> [DIRECTIONS]: If a line below contains the string "平面设计教程", return that line.

> [THE DATA]:
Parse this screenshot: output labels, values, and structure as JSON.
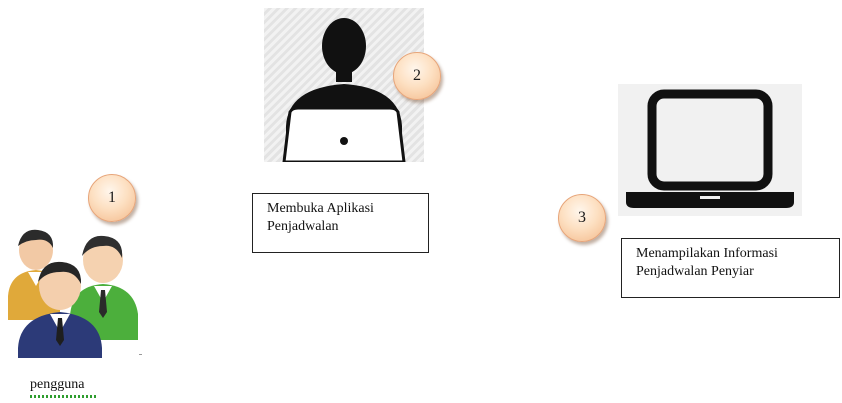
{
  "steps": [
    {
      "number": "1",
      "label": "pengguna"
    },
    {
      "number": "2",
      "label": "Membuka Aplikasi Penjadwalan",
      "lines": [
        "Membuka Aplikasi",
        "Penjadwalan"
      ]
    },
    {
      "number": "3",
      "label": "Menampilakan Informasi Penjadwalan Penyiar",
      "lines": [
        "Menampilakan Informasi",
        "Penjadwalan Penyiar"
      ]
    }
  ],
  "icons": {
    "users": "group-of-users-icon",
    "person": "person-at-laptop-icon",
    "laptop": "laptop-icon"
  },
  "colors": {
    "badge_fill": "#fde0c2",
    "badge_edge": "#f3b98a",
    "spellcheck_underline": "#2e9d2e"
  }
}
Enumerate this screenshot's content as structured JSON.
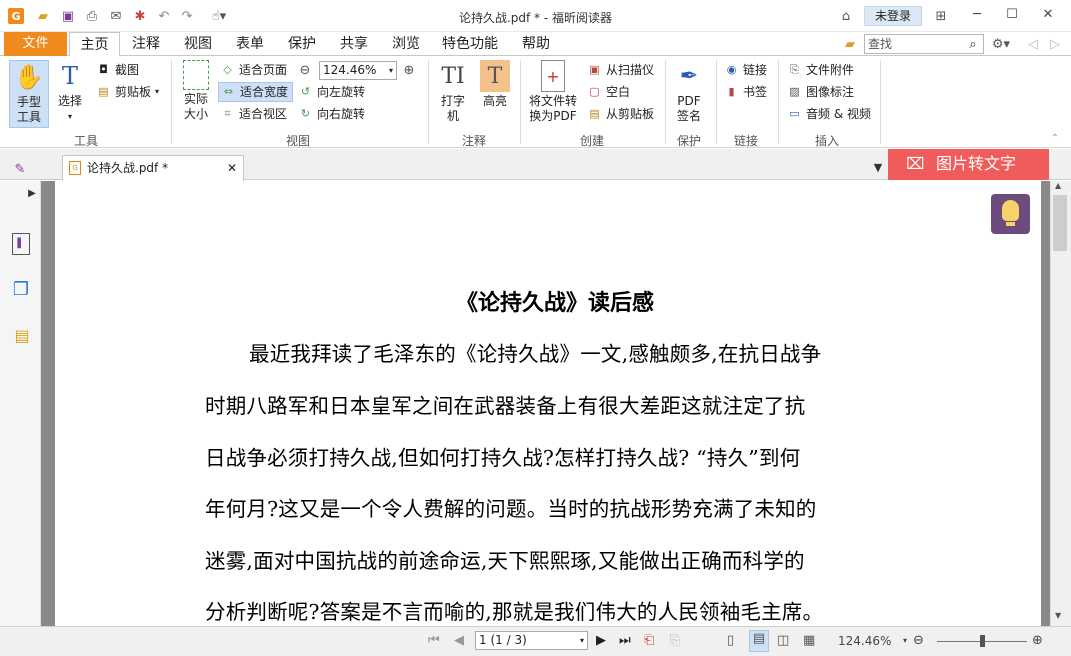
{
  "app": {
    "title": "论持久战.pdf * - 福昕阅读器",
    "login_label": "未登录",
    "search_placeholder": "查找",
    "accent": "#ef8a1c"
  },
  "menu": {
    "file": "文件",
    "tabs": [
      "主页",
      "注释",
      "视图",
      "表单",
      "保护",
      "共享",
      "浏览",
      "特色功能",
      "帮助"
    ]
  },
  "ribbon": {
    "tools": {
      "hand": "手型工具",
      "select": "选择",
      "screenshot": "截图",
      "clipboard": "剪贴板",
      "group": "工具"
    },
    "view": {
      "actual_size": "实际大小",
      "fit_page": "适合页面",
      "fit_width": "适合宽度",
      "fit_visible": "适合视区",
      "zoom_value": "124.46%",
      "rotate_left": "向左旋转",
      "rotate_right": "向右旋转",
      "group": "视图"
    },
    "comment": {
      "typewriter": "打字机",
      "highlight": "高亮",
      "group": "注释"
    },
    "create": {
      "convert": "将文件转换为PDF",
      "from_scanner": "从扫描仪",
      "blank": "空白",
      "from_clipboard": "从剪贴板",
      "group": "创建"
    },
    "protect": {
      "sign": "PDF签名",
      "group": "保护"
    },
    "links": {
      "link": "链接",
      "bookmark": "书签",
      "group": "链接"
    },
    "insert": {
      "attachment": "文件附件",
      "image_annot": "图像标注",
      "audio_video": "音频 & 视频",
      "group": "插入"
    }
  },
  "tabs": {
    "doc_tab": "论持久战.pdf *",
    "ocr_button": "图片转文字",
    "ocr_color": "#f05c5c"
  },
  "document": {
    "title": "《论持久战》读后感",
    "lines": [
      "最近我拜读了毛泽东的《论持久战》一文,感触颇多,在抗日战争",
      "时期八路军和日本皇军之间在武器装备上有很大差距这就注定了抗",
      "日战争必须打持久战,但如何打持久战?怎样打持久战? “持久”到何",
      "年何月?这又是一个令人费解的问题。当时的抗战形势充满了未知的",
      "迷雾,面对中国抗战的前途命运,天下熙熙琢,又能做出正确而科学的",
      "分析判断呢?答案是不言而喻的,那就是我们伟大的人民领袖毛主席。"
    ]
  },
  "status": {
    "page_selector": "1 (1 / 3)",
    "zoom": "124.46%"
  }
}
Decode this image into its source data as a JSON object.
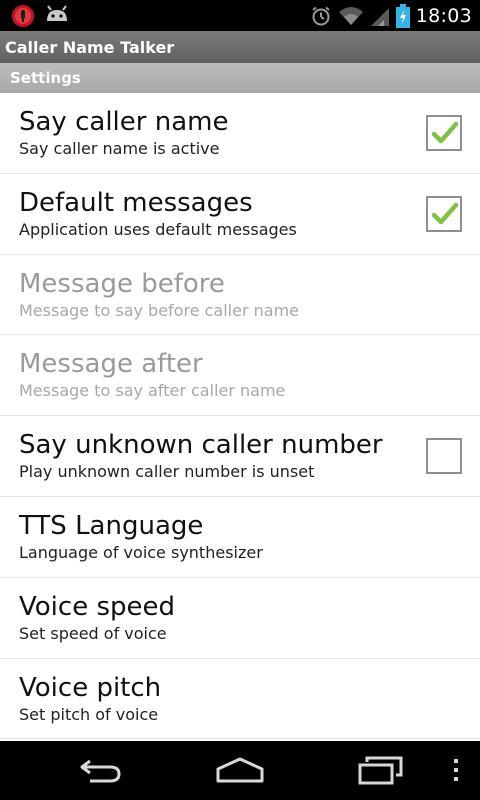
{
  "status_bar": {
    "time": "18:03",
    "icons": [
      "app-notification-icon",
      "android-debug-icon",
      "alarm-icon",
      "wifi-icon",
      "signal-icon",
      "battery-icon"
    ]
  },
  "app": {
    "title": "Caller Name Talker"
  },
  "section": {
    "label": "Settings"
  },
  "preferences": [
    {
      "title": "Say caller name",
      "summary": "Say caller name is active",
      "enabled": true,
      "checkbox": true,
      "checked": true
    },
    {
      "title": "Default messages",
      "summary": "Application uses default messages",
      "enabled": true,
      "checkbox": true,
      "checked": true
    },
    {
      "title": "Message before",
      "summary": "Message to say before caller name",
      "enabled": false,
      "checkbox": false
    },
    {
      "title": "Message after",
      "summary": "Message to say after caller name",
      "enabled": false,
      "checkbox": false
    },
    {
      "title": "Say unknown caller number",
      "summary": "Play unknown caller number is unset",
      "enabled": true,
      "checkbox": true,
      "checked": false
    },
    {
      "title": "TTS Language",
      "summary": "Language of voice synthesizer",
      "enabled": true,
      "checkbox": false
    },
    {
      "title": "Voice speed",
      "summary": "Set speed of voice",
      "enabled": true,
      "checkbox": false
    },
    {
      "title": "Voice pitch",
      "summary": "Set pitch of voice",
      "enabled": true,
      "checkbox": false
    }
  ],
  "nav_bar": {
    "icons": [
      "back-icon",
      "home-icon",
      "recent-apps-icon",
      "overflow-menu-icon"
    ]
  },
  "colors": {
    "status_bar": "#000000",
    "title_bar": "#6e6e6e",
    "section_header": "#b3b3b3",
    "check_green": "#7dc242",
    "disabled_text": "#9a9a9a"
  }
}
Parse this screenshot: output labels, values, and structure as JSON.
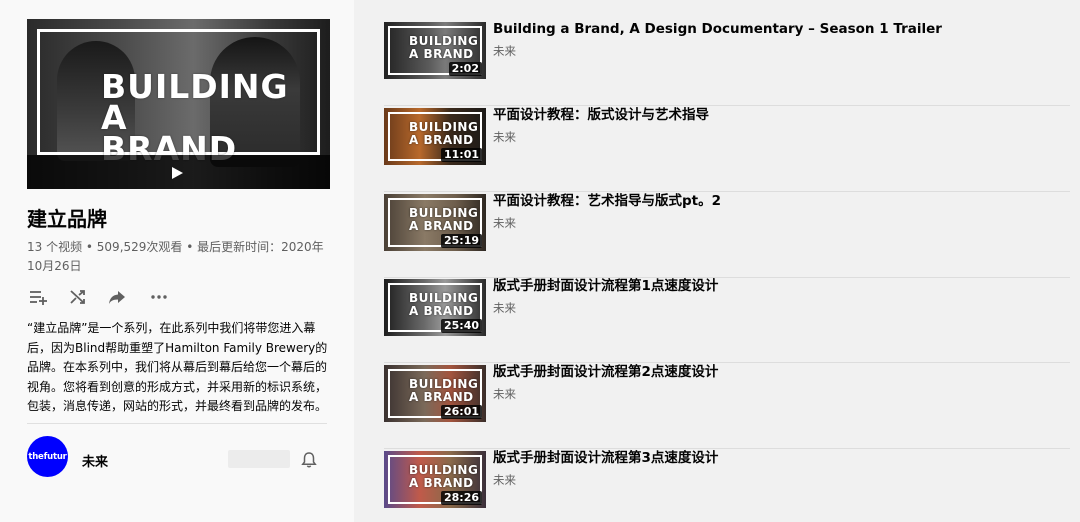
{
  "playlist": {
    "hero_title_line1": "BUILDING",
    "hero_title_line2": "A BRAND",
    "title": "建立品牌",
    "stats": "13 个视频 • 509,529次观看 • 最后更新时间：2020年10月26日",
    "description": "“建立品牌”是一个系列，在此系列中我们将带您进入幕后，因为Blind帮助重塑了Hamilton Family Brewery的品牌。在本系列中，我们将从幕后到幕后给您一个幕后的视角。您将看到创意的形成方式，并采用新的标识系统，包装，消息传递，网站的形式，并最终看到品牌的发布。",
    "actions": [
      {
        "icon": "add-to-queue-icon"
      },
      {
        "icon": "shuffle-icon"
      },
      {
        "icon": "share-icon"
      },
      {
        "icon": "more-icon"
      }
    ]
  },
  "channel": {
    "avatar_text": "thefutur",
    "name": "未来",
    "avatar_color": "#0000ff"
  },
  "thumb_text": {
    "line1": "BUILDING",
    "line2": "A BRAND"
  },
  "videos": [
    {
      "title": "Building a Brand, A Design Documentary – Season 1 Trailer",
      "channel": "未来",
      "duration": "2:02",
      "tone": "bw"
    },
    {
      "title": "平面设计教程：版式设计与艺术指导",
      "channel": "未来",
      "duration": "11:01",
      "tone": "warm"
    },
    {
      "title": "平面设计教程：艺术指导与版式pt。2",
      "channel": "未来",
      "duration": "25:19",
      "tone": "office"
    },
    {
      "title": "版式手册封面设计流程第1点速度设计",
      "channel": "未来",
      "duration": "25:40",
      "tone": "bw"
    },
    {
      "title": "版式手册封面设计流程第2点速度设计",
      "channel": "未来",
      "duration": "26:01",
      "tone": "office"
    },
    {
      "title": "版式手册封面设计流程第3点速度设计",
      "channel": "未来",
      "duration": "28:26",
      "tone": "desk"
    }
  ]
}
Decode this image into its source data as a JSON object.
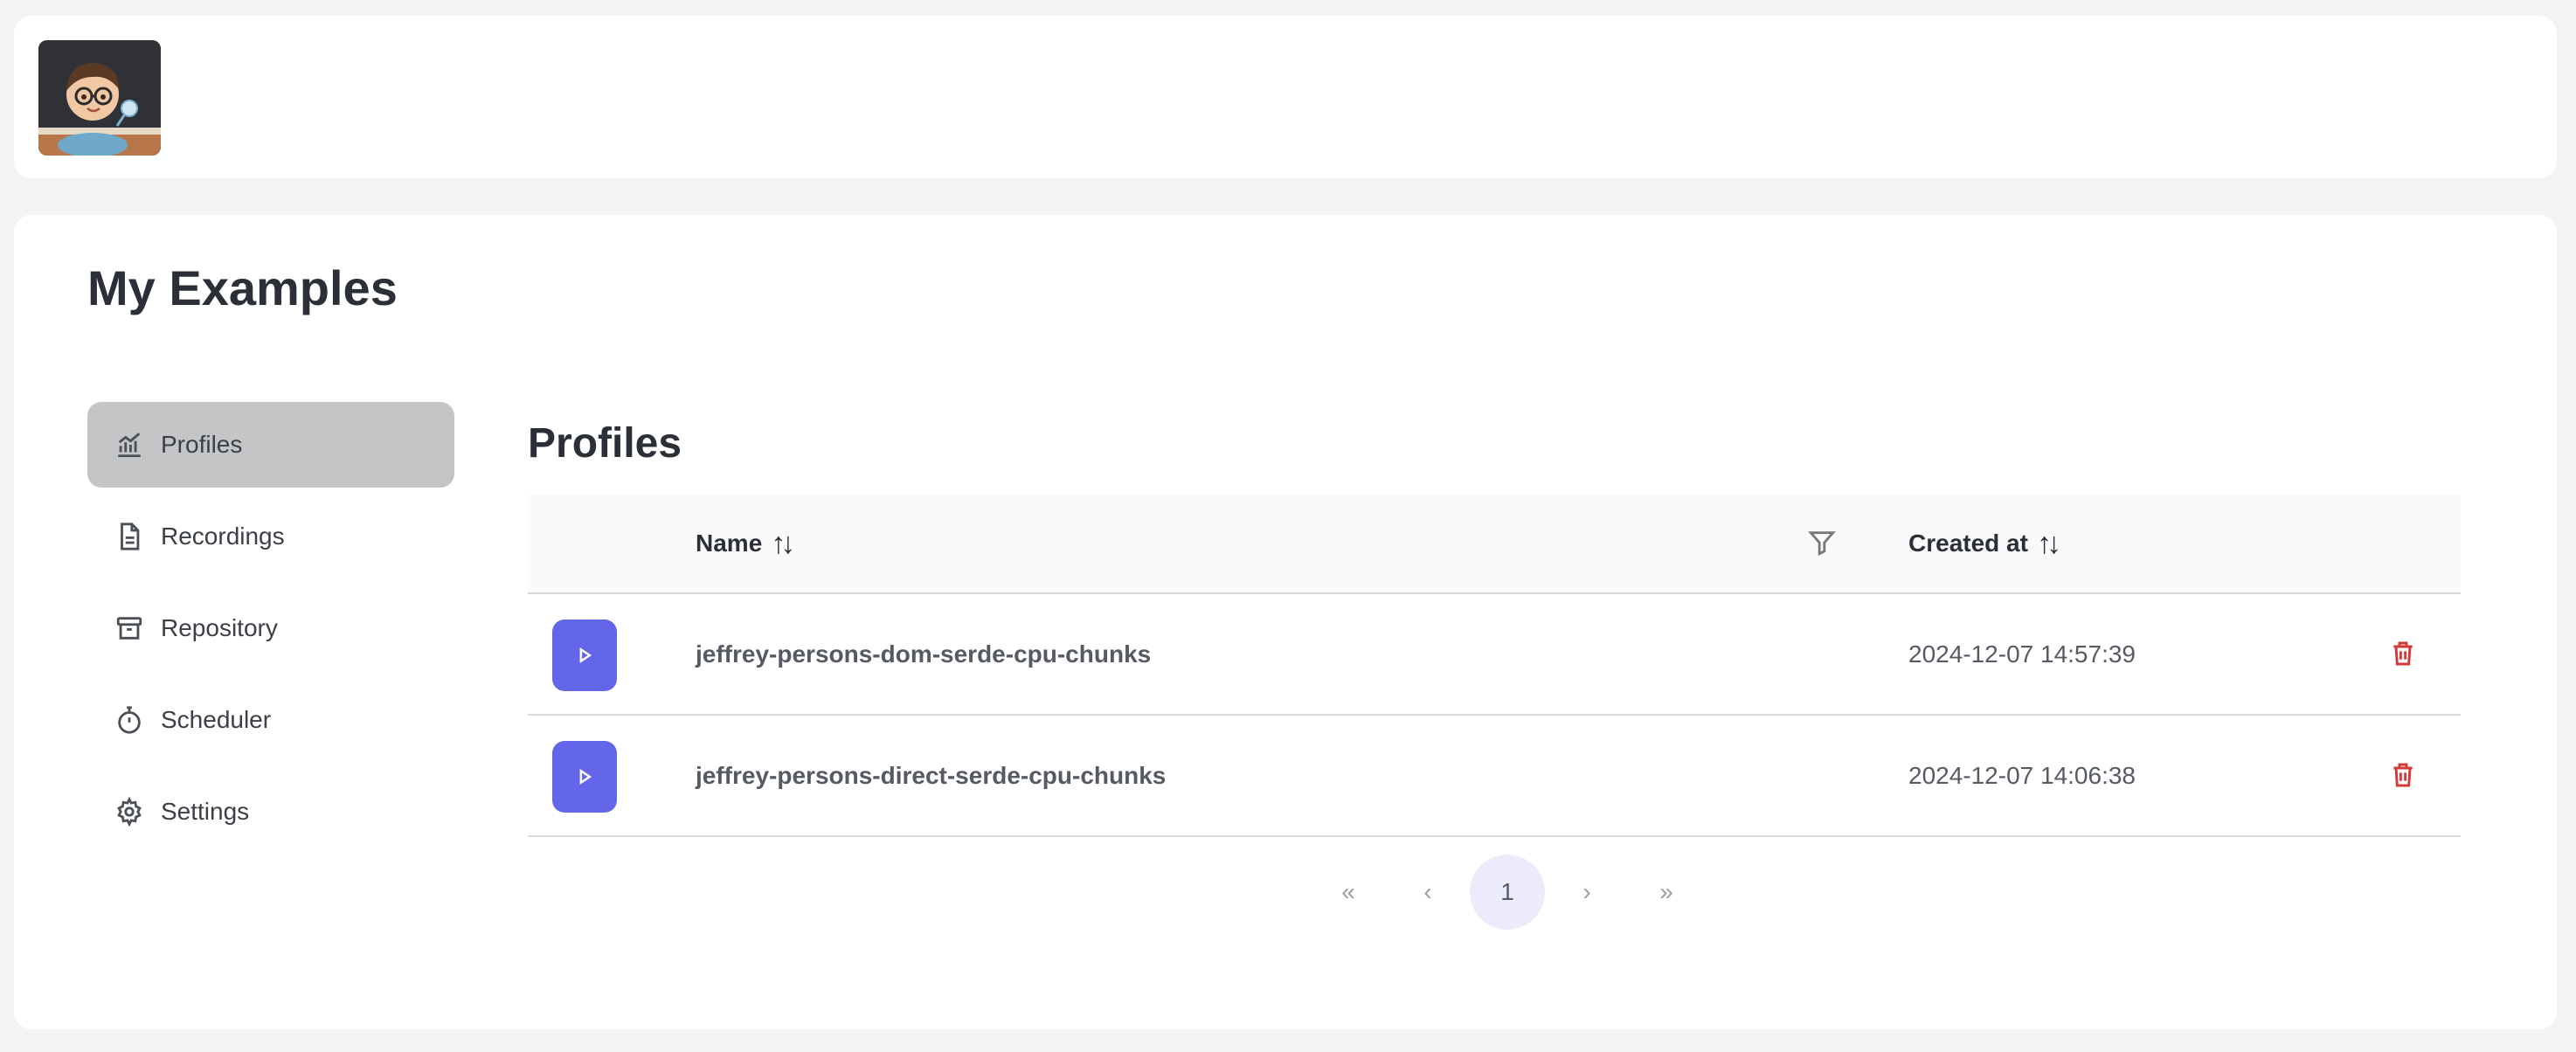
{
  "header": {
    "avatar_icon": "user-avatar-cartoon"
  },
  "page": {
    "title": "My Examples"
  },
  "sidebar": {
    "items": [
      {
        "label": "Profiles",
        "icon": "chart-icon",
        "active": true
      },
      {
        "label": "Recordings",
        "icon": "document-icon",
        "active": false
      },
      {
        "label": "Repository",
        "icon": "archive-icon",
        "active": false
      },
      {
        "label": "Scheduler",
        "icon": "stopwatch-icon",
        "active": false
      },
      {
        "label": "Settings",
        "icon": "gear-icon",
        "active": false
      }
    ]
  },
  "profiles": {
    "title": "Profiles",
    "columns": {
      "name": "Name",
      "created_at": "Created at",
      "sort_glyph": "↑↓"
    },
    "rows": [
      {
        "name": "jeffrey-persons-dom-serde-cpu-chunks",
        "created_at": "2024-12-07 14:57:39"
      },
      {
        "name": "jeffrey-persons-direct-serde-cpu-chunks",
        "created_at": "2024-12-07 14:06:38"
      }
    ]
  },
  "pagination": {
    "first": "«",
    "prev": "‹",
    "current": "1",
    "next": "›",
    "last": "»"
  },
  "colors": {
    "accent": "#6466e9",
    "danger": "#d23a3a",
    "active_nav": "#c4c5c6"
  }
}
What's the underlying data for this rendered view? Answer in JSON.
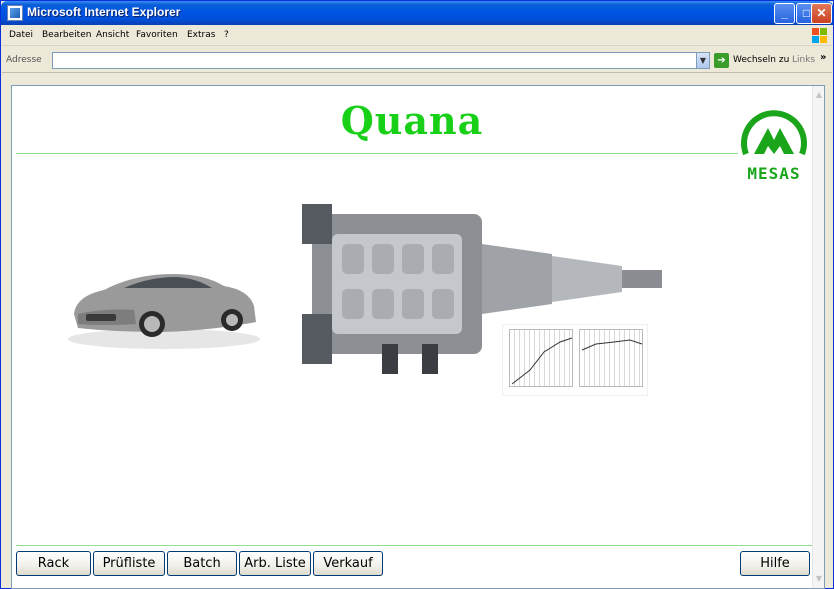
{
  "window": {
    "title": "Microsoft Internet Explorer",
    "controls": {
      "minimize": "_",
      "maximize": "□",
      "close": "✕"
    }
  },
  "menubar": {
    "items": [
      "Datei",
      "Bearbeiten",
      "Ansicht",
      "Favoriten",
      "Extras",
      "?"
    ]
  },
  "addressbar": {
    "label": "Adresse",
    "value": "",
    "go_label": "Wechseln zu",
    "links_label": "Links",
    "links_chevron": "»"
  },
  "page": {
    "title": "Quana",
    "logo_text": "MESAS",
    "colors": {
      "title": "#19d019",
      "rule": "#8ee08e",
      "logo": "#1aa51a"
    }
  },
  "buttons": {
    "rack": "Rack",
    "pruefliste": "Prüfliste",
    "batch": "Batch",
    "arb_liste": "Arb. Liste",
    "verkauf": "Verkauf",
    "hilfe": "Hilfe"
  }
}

> [WRITTEN REPLY]:
      "title": "平面设计教程：版式设计与艺术指导",
      "title": "平面设计教程：艺术指导与版式pt。2",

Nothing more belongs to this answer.